# [WHAT THE EXERCISE ASKS]
Restate the data below word for word. Leave the images out.

##### RECORDED DATA #####

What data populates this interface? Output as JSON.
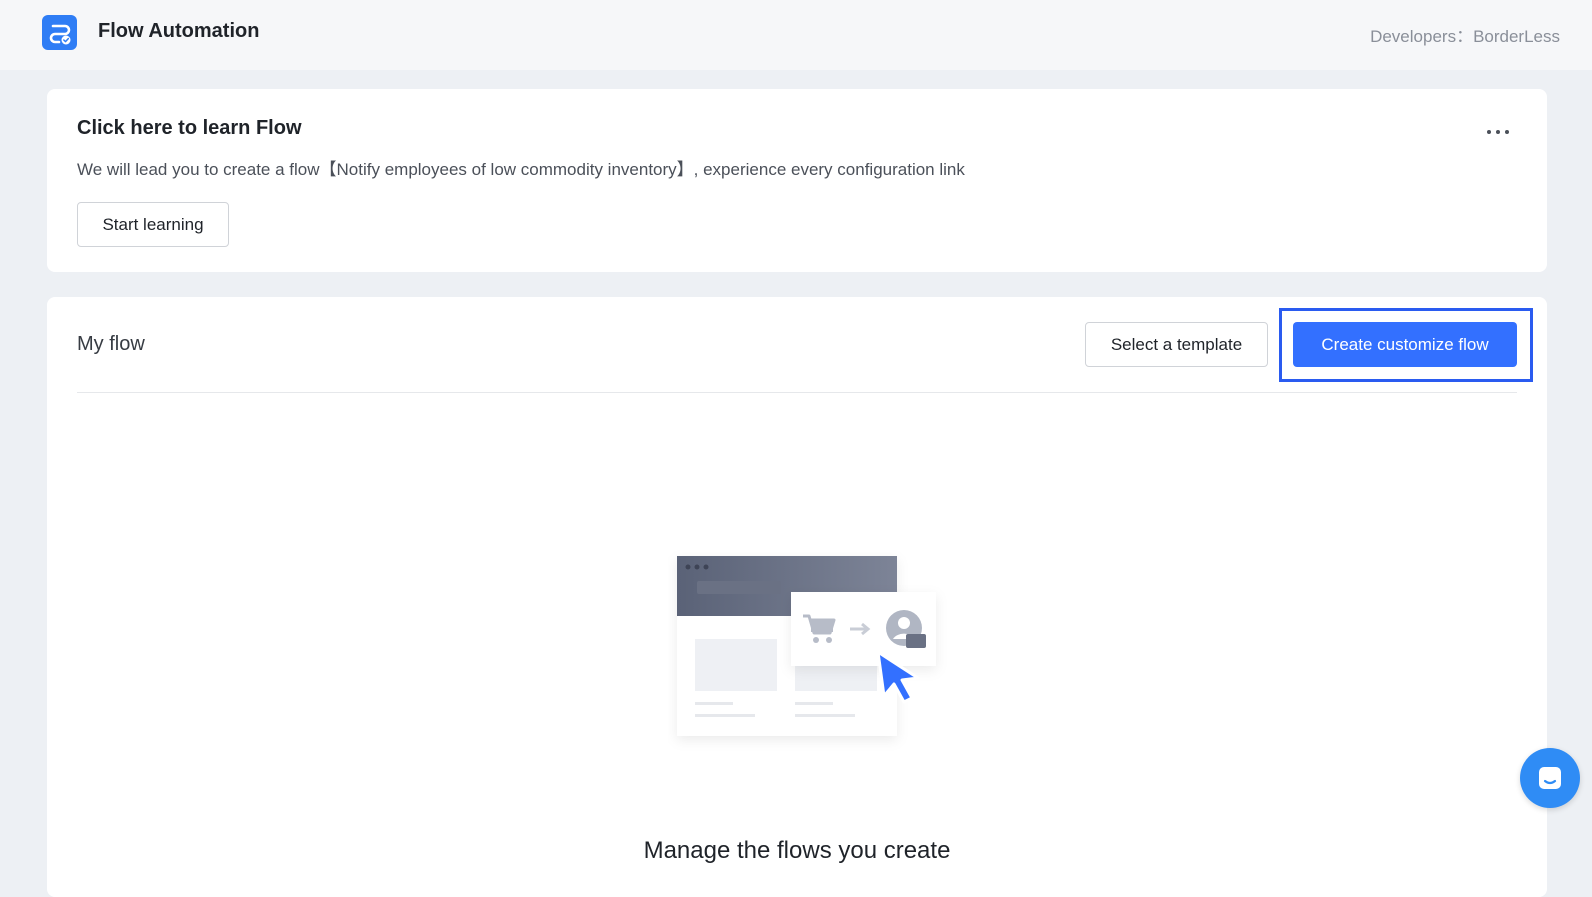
{
  "header": {
    "app_title": "Flow Automation",
    "developer_label": "Developers：BorderLess",
    "logo_icon": "flow-logo-icon",
    "brand_color": "#2f7df5"
  },
  "learn_card": {
    "title": "Click here to learn Flow",
    "description": "We will lead you to create a flow【Notify employees of low commodity inventory】, experience every configuration link",
    "start_button_label": "Start learning",
    "more_icon": "more-horizontal-icon"
  },
  "my_flow": {
    "title": "My flow",
    "select_template_label": "Select a template",
    "create_flow_label": "Create customize flow",
    "empty_state_title": "Manage the flows you create",
    "accent_color": "#3370ff"
  },
  "chat_widget": {
    "icon": "chat-icon",
    "color": "#2f8cf5"
  }
}
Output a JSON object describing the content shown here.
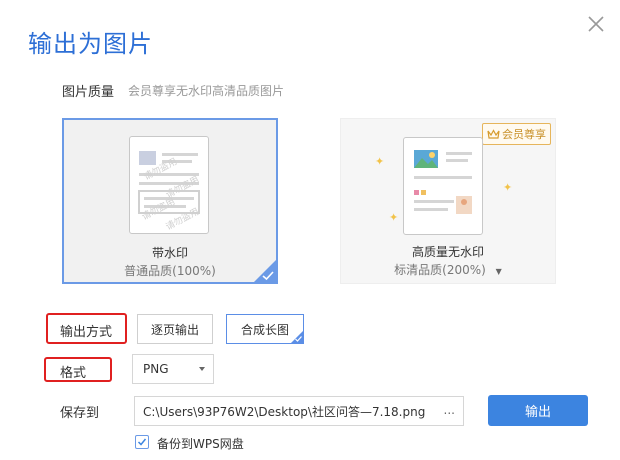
{
  "dialog": {
    "title": "输出为图片"
  },
  "quality": {
    "label": "图片质量",
    "hint": "会员尊享无水印高清品质图片",
    "options": [
      {
        "name": "带水印",
        "sub": "普通品质(100%)",
        "selected": true
      },
      {
        "name": "高质量无水印",
        "sub": "标清品质(200%)",
        "badge": "会员尊享",
        "selected": false
      }
    ],
    "watermark_text": "请勿盗用"
  },
  "output_mode": {
    "label": "输出方式",
    "buttons": [
      {
        "label": "逐页输出",
        "selected": false
      },
      {
        "label": "合成长图",
        "selected": true
      }
    ]
  },
  "format": {
    "label": "格式",
    "value": "PNG"
  },
  "save": {
    "label": "保存到",
    "path": "C:\\Users\\93P76W2\\Desktop\\社区问答—7.18.png",
    "browse": "...",
    "submit": "输出"
  },
  "backup": {
    "label": "备份到WPS网盘",
    "checked": true
  },
  "colors": {
    "accent": "#3c84e0",
    "highlight_box": "#e02020",
    "vip": "#c89028"
  }
}
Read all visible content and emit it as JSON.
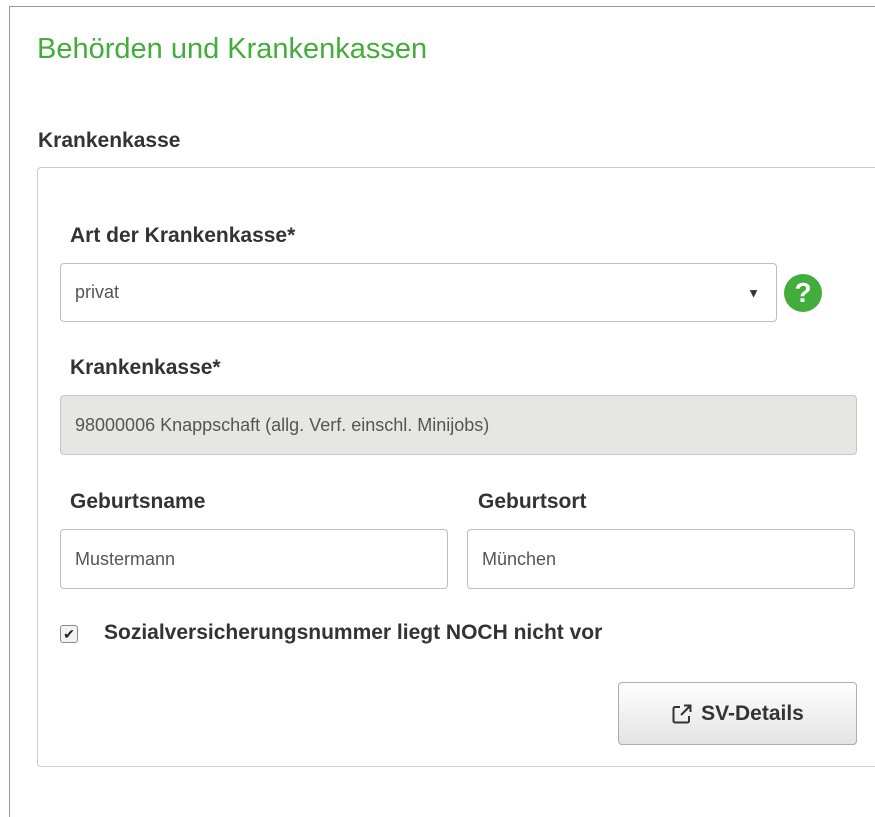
{
  "page": {
    "title": "Behörden und Krankenkassen"
  },
  "section": {
    "label": "Krankenkasse"
  },
  "art_krankenkasse": {
    "label": "Art der Krankenkasse*",
    "value": "privat",
    "arrow": "▼",
    "help_icon": "question-circle-icon",
    "help_glyph": "?"
  },
  "krankenkasse": {
    "label": "Krankenkasse*",
    "value": "98000006 Knappschaft (allg. Verf. einschl. Minijobs)"
  },
  "geburtsname": {
    "label": "Geburtsname",
    "value": "Mustermann"
  },
  "geburtsort": {
    "label": "Geburtsort",
    "value": "München"
  },
  "sv_checkbox": {
    "label": "Sozialversicherungsnummer liegt NOCH nicht vor",
    "checked": true,
    "mark": "✔"
  },
  "sv_button": {
    "label": "SV-Details",
    "icon": "external-link-icon"
  },
  "colors": {
    "accent": "#43ad3c",
    "disabled_bg": "#e6e6e3"
  }
}
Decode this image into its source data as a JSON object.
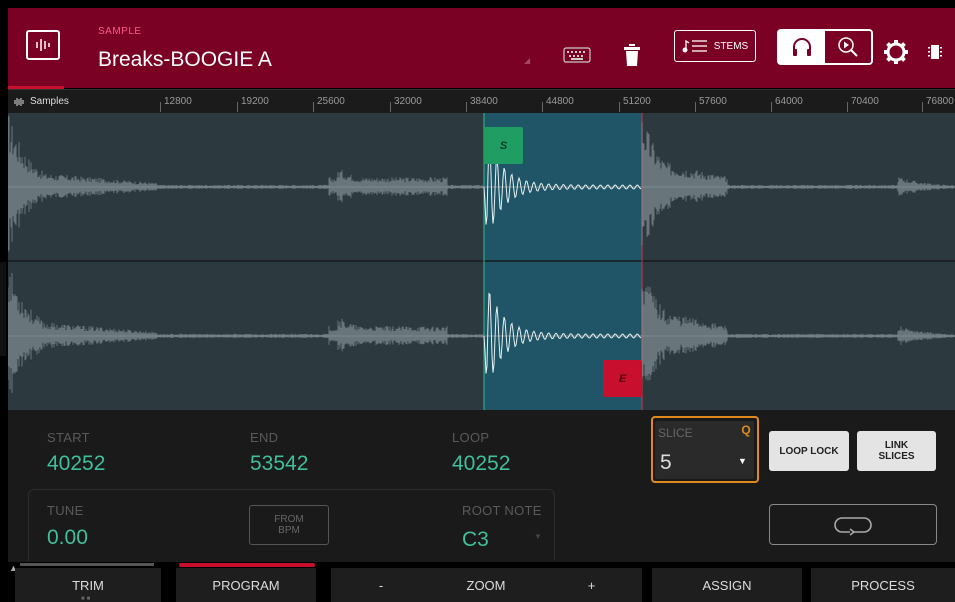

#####

# [RESPONSE BOX]
What data populates this interface? Output as JSON.
{
  "header": {
    "app_title": "Flow Automation",
    "developer_label": "Developers：BorderLess",
    "logo_icon": "flow-logo-icon",
    "brand_color": "#2f7df5"
  },
  "learn_card": {
    "title": "Click here to learn Flow",
    "description": "We will lead you to create a flow【Notify employees of low commodity inventory】, experience every configuration link",
    "start_button_label": "Start learning",
    "more_icon": "more-horizontal-icon"
  },
  "my_flow": {
    "title": "My flow",
    "select_template_label": "Select a template",
    "create_flow_label": "Create customize flow",
    "empty_state_title": "Manage the flows you create",
    "accent_color": "#3370ff"
  },
  "chat_widget": {
    "icon": "chat-icon",
    "color": "#2f8cf5"
  }
}
Output a JSON object describing the content shown here.
{
  "dialog": {
    "title": "输出为图片"
  },
  "quality": {
    "label": "图片质量",
    "hint": "会员尊享无水印高清品质图片",
    "options": [
      {
        "name": "带水印",
        "sub": "普通品质(100%)",
        "selected": true
      },
      {
        "name": "高质量无水印",
        "sub": "标清品质(200%)",
        "badge": "会员尊享",
        "selected": false
      }
    ],
    "watermark_text": "请勿盗用"
  },
  "output_mode": {
    "label": "输出方式",
    "buttons": [
      {
        "label": "逐页输出",
        "selected": false
      },
      {
        "label": "合成长图",
        "selected": true
      }
    ]
  },
  "format": {
    "label": "格式",
    "value": "PNG"
  },
  "save": {
    "label": "保存到",
    "path": "C:\\Users\\93P76W2\\Desktop\\社区问答—7.18.png",
    "browse": "...",
    "submit": "输出"
  },
  "backup": {
    "label": "备份到WPS网盘",
    "checked": true
  },
  "colors": {
    "accent": "#3c84e0",
    "highlight_box": "#e02020",
    "vip": "#c89028"
  }
}
Read all visible content and emit it as JSON.
{
  "page": {
    "title": "Behörden und Krankenkassen"
  },
  "section": {
    "label": "Krankenkasse"
  },
  "art_krankenkasse": {
    "label": "Art der Krankenkasse*",
    "value": "privat",
    "arrow": "▼",
    "help_icon": "question-circle-icon",
    "help_glyph": "?"
  },
  "krankenkasse": {
    "label": "Krankenkasse*",
    "value": "98000006 Knappschaft (allg. Verf. einschl. Minijobs)"
  },
  "geburtsname": {
    "label": "Geburtsname",
    "value": "Mustermann"
  },
  "geburtsort": {
    "label": "Geburtsort",
    "value": "München"
  },
  "sv_checkbox": {
    "label": "Sozialversicherungsnummer liegt NOCH nicht vor",
    "checked": true,
    "mark": "✔"
  },
  "sv_button": {
    "label": "SV-Details",
    "icon": "external-link-icon"
  },
  "colors": {
    "accent": "#43ad3c",
    "disabled_bg": "#e6e6e3"
  }
}
Decode this image into its source data as a JSON object.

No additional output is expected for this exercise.